According to a recent survey by the staffing firm OfficeTeam, 14 percent of American workers have experienced a demotion — asked to assume a lower-level role with or without a pay cut. Slightly more than half (52 percent) of demoted employees will choose to leave the company, and there is the risk of disgruntlement and potential lawsuits.
In today’s robust job market, however, some employers are using demotion as a way to retain otherwise sound workers who are underperforming in their current positions. Demoting an employee can be an efficient way to fill a position further down the corporate hierarchy with a trusted person who is familiar with how the company operates.
According to the OfficeTeam survey, there are a variety of situations where demotion may be appropriate:
- Poor performance
- Failure to thrive after a promotion
- Organizational restructuring resulting in the elimination of the position
- Realignment of functions under new leadership
- Responding to changing customer or business needs
- Seeking a better fit for the employee’s skill set
While it may seem that a demotion is automatically a negative, with the right approach it can give the underperforming worker a fresh start in a position they may be more suited to. Communication about the reasons for the demotion and future expectations is crucial.
A demotion doesn’t have to put a permanent black mark on the employee’s record. Some people get promoted, demoted and then promoted again, according to the Society for Human Resource Management. It’s up to your organization’s leadership to determine long-term expectations.
It’s best if the demotion takes place as part of transparent, ongoing discussions about performance and related issues. The employee should clearly understand what is prompting the decision to demote and what concrete actions they should take to move forward in the future.
There is a risk of a discrimination or retaliation claim. Depending on the situation, the employee could claim they were singled out for demotion for illegal reasons, such as discrimination or retaliation for complaining about discrimination or harassment. Retaliation claims can be brought under many federal laws and their state equivalents, if an employee believes the demotion was in retaliation for accessing those laws. Examples include Title VII of the Civil Rights Act and other equal employment opportunity laws, the Family and Medical Leave Act, the Fair Labor Standards Act, the National Labor Relations Act and the False Claims Act.

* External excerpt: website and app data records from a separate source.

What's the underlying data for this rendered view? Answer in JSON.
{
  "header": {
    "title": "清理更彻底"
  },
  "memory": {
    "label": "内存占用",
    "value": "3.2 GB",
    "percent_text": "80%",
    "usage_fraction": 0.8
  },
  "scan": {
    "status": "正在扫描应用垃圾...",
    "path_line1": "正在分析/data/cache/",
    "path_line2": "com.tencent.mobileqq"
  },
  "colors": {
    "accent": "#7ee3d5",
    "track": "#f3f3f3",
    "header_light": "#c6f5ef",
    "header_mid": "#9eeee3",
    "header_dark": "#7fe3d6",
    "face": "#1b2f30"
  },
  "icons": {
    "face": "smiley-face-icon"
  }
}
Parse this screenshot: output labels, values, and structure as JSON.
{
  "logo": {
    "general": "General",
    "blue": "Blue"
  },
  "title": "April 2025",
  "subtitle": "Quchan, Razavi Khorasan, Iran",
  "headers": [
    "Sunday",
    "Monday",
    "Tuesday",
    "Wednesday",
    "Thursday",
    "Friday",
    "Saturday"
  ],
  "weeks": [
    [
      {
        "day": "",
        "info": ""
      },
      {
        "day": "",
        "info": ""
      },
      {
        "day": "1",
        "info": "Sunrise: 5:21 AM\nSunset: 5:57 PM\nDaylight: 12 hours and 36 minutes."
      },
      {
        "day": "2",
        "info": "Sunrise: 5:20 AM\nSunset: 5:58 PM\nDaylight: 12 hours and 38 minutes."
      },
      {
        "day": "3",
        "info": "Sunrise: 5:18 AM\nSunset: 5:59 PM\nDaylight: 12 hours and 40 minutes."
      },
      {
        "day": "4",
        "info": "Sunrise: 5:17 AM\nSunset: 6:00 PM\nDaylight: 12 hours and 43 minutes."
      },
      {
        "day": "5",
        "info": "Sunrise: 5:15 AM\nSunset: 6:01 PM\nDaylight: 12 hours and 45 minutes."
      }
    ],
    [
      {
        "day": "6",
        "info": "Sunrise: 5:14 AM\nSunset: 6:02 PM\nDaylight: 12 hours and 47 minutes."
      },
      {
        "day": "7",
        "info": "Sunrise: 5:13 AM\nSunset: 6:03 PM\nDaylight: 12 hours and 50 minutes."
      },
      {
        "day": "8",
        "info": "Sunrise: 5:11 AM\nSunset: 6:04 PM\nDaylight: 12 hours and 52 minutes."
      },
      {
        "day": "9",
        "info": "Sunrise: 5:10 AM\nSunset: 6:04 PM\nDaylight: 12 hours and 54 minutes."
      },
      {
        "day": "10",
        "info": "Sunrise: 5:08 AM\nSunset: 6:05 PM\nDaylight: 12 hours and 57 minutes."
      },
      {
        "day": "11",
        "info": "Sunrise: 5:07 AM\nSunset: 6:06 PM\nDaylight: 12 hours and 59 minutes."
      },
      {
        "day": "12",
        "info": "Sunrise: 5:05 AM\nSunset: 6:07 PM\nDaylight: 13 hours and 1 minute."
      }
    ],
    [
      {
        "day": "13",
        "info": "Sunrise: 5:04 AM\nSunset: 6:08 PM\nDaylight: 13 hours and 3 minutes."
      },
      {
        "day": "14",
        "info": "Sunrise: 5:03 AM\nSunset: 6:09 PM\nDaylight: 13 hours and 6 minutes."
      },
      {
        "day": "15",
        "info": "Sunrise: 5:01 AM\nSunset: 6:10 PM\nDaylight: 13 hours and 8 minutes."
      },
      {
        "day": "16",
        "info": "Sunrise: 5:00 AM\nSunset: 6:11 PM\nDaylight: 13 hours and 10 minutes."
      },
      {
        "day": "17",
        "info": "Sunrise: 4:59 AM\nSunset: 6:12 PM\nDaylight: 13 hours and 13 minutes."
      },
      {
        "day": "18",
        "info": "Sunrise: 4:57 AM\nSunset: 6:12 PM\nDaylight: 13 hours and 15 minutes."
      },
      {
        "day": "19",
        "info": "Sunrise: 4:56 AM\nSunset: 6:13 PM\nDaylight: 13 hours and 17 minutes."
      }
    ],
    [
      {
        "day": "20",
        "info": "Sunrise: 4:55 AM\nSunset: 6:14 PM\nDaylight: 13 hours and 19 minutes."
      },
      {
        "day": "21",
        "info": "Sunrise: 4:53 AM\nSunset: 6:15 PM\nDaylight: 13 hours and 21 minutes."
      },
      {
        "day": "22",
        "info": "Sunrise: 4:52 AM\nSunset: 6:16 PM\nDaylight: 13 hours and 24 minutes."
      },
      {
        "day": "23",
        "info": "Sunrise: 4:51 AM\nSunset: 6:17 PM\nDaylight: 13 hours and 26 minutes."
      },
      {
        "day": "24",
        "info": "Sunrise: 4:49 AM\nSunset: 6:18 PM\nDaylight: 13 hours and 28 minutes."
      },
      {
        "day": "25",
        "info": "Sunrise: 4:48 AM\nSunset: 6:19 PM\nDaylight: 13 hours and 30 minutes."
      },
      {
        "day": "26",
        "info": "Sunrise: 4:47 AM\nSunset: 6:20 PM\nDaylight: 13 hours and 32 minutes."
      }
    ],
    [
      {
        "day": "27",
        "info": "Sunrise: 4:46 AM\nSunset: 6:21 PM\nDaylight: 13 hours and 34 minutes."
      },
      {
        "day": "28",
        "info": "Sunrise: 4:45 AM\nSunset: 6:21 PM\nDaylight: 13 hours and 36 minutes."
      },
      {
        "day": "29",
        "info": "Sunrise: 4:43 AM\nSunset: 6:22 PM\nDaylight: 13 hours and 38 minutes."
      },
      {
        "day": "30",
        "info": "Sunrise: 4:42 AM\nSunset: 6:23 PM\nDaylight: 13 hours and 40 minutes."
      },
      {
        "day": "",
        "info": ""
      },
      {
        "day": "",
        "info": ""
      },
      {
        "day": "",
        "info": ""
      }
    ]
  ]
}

To reduce the risk of such claims, carefully and thoroughly document the reasons for the demotion in the employee’s file and communicate them as clearly as you can to the employee.
If you have questions about using demotion as a tool in your workplace, contact your employment law attorney.